Pamela • via Facebook
I too feel that people don’t want to hear my struggles as a mom because I “knew what I was signing up for” or judge me as sounding “ungrateful” for the chance to be a mom. My own husband has even said, “Well, you wanted kids so bad and this is what we get.” When, really, the struggles I have are just those of any mom—when the kids don’t listen, or get in trouble at school, etc. It can be rather isolating at times.
Carrie • via Facebook
I didn’t really get this from others, but more from myself. It always made me feel guilty until I heard that all moms have these thoughts sometimes. That helped validate the feeling that I was a real mom.
Michelle • via Facebook

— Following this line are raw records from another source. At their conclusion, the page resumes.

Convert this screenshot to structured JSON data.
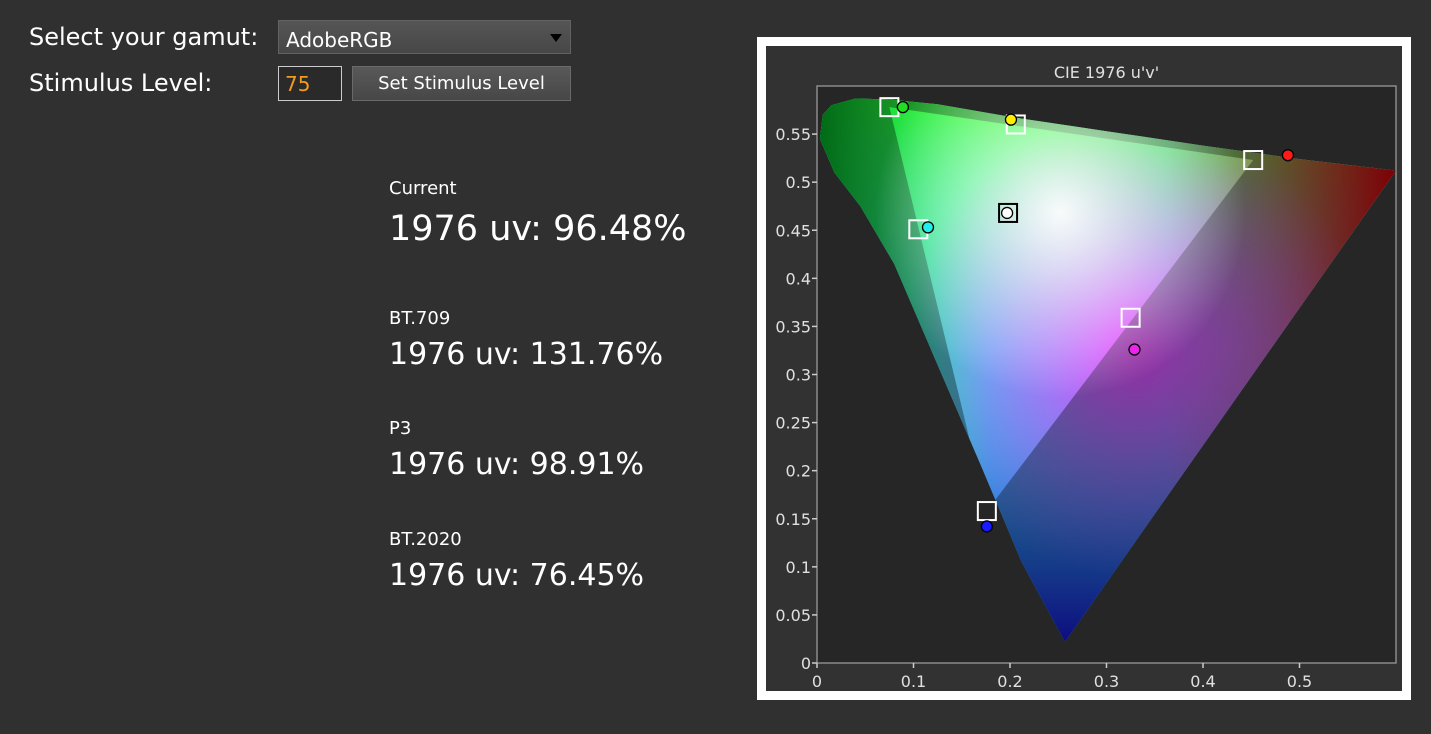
{
  "gamut": {
    "label": "Select your gamut:",
    "selected": "AdobeRGB"
  },
  "stimulus": {
    "label": "Stimulus Level:",
    "value": "75",
    "button_label": "Set Stimulus Level"
  },
  "stats": [
    {
      "title": "Current",
      "value": "1976 uv: 96.48%"
    },
    {
      "title": "BT.709",
      "value": "1976 uv: 131.76%"
    },
    {
      "title": "P3",
      "value": "1976 uv: 98.91%"
    },
    {
      "title": "BT.2020",
      "value": "1976 uv: 76.45%"
    }
  ],
  "colors": {
    "background": "#303030",
    "input_text": "#f29b1f",
    "frame": "#ffffff",
    "plot_background": "#262626"
  },
  "chart_data": {
    "type": "scatter",
    "title": "CIE 1976 u'v'",
    "xlabel": "",
    "ylabel": "",
    "xlim": [
      0,
      0.6
    ],
    "ylim": [
      0,
      0.6
    ],
    "x_ticks": [
      "0",
      "0.1",
      "0.2",
      "0.3",
      "0.4",
      "0.5"
    ],
    "y_ticks": [
      "0",
      "0.05",
      "0.1",
      "0.15",
      "0.2",
      "0.25",
      "0.3",
      "0.35",
      "0.4",
      "0.45",
      "0.5",
      "0.55"
    ],
    "spectral_locus": [
      [
        0.257,
        0.022
      ],
      [
        0.212,
        0.105
      ],
      [
        0.17,
        0.205
      ],
      [
        0.125,
        0.31
      ],
      [
        0.08,
        0.415
      ],
      [
        0.045,
        0.475
      ],
      [
        0.018,
        0.51
      ],
      [
        0.003,
        0.545
      ],
      [
        0.006,
        0.57
      ],
      [
        0.015,
        0.58
      ],
      [
        0.04,
        0.587
      ],
      [
        0.075,
        0.586
      ],
      [
        0.125,
        0.581
      ],
      [
        0.2,
        0.568
      ],
      [
        0.3,
        0.553
      ],
      [
        0.4,
        0.538
      ],
      [
        0.5,
        0.524
      ],
      [
        0.6,
        0.512
      ]
    ],
    "target_points": [
      {
        "name": "green-target",
        "u": 0.075,
        "v": 0.578
      },
      {
        "name": "yellow-target",
        "u": 0.206,
        "v": 0.56
      },
      {
        "name": "red-target",
        "u": 0.452,
        "v": 0.523
      },
      {
        "name": "cyan-target",
        "u": 0.105,
        "v": 0.451
      },
      {
        "name": "white-target",
        "u": 0.198,
        "v": 0.468
      },
      {
        "name": "magenta-target",
        "u": 0.325,
        "v": 0.359
      },
      {
        "name": "blue-target",
        "u": 0.176,
        "v": 0.158
      }
    ],
    "measured_points": [
      {
        "name": "green-measured",
        "u": 0.089,
        "v": 0.578,
        "color": "#22dd22"
      },
      {
        "name": "yellow-measured",
        "u": 0.201,
        "v": 0.565,
        "color": "#ffee00"
      },
      {
        "name": "red-measured",
        "u": 0.488,
        "v": 0.528,
        "color": "#ff1a1a"
      },
      {
        "name": "cyan-measured",
        "u": 0.115,
        "v": 0.453,
        "color": "#22eeee"
      },
      {
        "name": "white-measured",
        "u": 0.197,
        "v": 0.468,
        "color": "#ffffff"
      },
      {
        "name": "magenta-measured",
        "u": 0.329,
        "v": 0.326,
        "color": "#ee22ee"
      },
      {
        "name": "blue-measured",
        "u": 0.176,
        "v": 0.142,
        "color": "#1a1aff"
      }
    ]
  }
}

We are moms! We can get depressed after placement. We can wonder if we made the right decision. We can take our time to fall in love with our child. We can complain. We can be stressed and exhausted. We can also weep at a love we never knew was possible. We can adore our children and they can drive us nuts. We are simply MOMS!

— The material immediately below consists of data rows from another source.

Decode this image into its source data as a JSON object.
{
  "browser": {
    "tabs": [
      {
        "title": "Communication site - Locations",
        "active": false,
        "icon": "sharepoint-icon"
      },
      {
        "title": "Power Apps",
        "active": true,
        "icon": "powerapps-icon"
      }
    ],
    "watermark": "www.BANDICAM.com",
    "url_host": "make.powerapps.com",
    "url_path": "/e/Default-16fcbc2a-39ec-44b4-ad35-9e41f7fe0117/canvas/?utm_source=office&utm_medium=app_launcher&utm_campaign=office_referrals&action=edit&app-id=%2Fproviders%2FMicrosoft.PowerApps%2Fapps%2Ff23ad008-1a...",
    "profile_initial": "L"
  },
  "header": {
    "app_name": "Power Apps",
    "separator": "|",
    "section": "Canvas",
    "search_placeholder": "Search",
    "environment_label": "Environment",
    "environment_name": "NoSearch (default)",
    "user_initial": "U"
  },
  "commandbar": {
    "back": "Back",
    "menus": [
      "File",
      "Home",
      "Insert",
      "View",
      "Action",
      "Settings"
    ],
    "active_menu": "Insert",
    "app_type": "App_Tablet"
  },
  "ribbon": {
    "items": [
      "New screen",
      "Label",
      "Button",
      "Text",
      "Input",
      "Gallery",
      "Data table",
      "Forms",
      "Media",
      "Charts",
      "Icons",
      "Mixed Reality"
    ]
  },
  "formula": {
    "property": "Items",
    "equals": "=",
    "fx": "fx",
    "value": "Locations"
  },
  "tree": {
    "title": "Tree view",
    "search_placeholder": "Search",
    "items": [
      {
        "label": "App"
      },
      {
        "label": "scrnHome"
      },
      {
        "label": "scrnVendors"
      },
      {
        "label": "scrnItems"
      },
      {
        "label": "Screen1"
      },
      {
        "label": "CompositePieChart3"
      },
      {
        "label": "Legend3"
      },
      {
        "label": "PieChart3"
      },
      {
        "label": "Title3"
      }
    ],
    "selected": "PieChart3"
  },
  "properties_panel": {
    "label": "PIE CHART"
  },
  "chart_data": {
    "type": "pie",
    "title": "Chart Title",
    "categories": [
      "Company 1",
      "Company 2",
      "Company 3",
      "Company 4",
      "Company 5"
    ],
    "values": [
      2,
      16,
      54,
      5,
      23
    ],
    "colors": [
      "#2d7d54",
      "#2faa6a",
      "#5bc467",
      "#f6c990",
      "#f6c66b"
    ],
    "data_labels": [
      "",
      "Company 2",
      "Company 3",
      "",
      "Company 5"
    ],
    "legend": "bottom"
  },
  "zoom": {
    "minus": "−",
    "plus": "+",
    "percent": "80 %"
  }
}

Sarah • via Facebook
I also pursued adoption before trying IVF, and am so glad. The goal was to parent forever, not be pregnant temporarily.
Jennifer • via Facebook
This story felt so familiar. After years of enduring the indignity of infertility treatment, adoption was wonderful. Easy, no. But we wouldn’t change a thing about how or when it happened!
Nichole • via Facebook
I had friends who read me the riot act for not considering IVF, but it wasn’t really a choice I wanted to consider. I wanted a family, not more fertility angst, and adoption gave me that. I love my two beautiful children and can’t imagine my family any other way.
Elizabeth • via Facebook
I would have opted out of IVF sooner, but I wasn’t educated enough about the process and truly believed it was nearly impossible to be graced with a child this way. As it turned out, it was totally the opposite. There’s just not enough education out there.
Rebecca • via Facebook
We had to share news of a birth parent’s death with our boys. It was their biological father, whom they had only met a few times. We were straightforward and honest with them and asked if they had any questions. We also used it as a chance to once again discuss the dangers of any drug or alcohol usage.
Diane • via Facebook
I wonder who “advised” this family that they try to keep adoption secret or even fake a pregnancy on social media… maybe they watch too many TV soap operas? I’ve never heard of anything this ridiculous and am disturbed that anyone would ask about it.
Barb • via Facebook
We did not keep our adoption plans secret or pretend to be pregnant, however I can see why you would want to. When you announce an adoption you get so many questions and hear all the horror stories. Rarely is there a “congratulations”; instead you are greeted with concern.
Katie • via Facebook
I shared my entire adoption journey with my friends and family on social media. I did it for transparency purposes and to educate people on adoption. So many people had misconceptions about adoption and thanked me for being so honest about the journey. I wouldn’t change a thing about my level of transparency.
Heather • via Facebook